Citizens, residents, and visiting workers in India are required to submit all ten of their fingerprints and an iris scan to participate in the country’s controversial unique identifying number program. The man behind that program, Nandan Nilekani, for some reason tweeted a photo of his ID card with the numbers blacked out, but he didn’t redact the QR code.
Nilekani spearheaded the program known as Aadhaar when he served as the head of the Unique Identification Authority of India (UIDAI) from 2009 to 2014. As of April of last year, 1.14 billion people, or around 87 per cent of India’s population, had been issued a number. In addition to biometric data, India’s unprecedented database contains demographic information, home addresses, and much more. In 2016, World Bank Chief Economist Paul Romer called Aadhaar “the most sophisticated ID programme in the world.” Having an Aadhaar number is required to participate in any of India’s numerous social safety net programs, as well as to receive employee compensation, file your taxes, set up a bank account, get insurance, purchase a home – the list goes on and on. You have to have an Aadhaar number.
Nandan Nilekani has defended the program against security experts and privacy advocates from the beginning of its rollout, and in what must have been a moment of hubris, he tweeted a photo of his own Aadhaar ID on April 12, 2014, with the first eight digits of the 12-digit identification number obscured. But he bafflingly elected not to obscure the QR code on the right-hand side of the card. Scanning that code gives anyone access to his number and demographic information. And despite being told by others to delete the tweet, Nilekani reportedly waited until September of 2016 to remove it. Buzzfeed News reports:
And as with just about anything that’s publicly tweeted, Nilekani’s private information remains online. Members of an internet forum popular with computer programmers scanned his QR code and posted his demographic details and Aadhaar number, and this data eventually ended up on at least half a dozen other webpages that BuzzFeed News reviewed. Images of Nilekani’s tweet with his Aadhaar card exist on at least one popular website…

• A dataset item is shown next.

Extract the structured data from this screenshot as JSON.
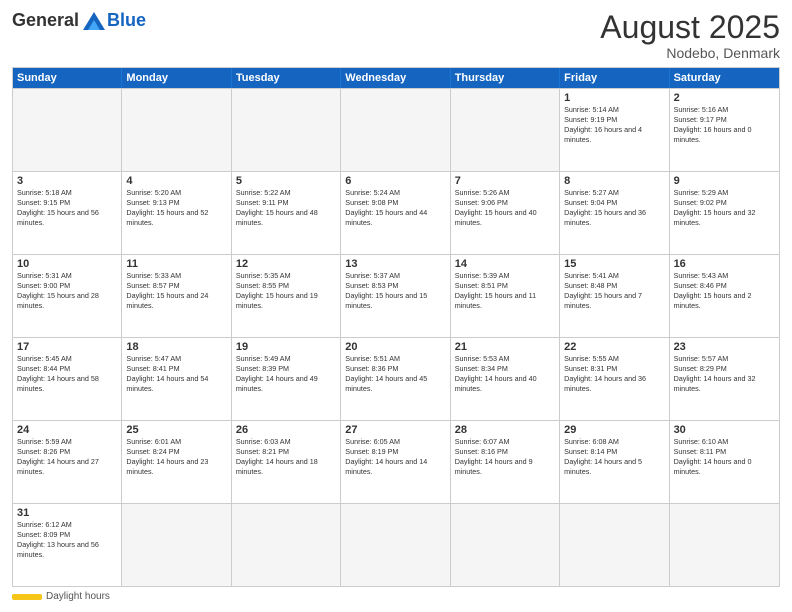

“I guess Nandan didn’t realise what he had done at first,” said Prasanto K Roy, a former technology journalist who was one of the people who alerted Nilekani. “And I don’t think he paid much attention to it even when it was flagged, probably thinking that it wasn’t a big deal since, as a well-known person and the head of the Aadhaar program, most of his demographic details were publicly available anyway. I think he must have realised the seriousness of it later – that his tweet might suggest to others that it was OK to post a picture of your Aadhaar card simply by redacting the Aadhaar number itself.”
September of 2016 is actually when it became illegal to publish Aadhaar numbers in public. So, it’s more likely that Nilekani was just complying with the new law.
It would be difficult, though not impossible, to impersonate someone with their Aadhaar number. There are three verification options to match with the number: a fingerprint or iris, a code sent to a linked cell phone, or a linked piece of demographic information such as a birthday. And of course, hackers can do a lot with just a few bits of info about a person. Nilekani may feel that he’s invulnerable to someone using his data to commit fraud, but less powerful residents have more to worry about.
Despite authorities continued insistence that people have nothing to worry about, recently we’ve seen reported breaches that exposed 130 million people. In one instance, access to India’s full database was sold for just $US8 ($10). In November, more than 200 government websites accidentally exposed the personal information of an undisclosed number of Aadhaar users.
Even beyond the security risks, the system seems to be a bureaucratic disaster. The EFF has detailed the absurd and confusing legal limbo that has plagued the program. In August, India’s Supreme Court issued a long-delayed ruling that confirmed citizens’ right to privacy and appeared to strike down the government’s ability to make Aadhaar compulsory. But observers fear that the system is already too ingrained in society for that ruling to have much of an effect on business owners and other institutions still demanding the identification. All the while, implementation of the program is filled with screw-ups like the case of 65-year-old Sajidha Begum, a woman with leprosy who was denied her pension because she didn’t have an Aadhaar number due to her lack of fingers.
Though he’s no longer part of the UIDAI, Nilekani continues to defend the program he started. On Wednesday, he told reporters in India that there was “an orchestrated campaign to” malign Aadhaar in public. For critics, the system’s vulnerabilities speak for themselves.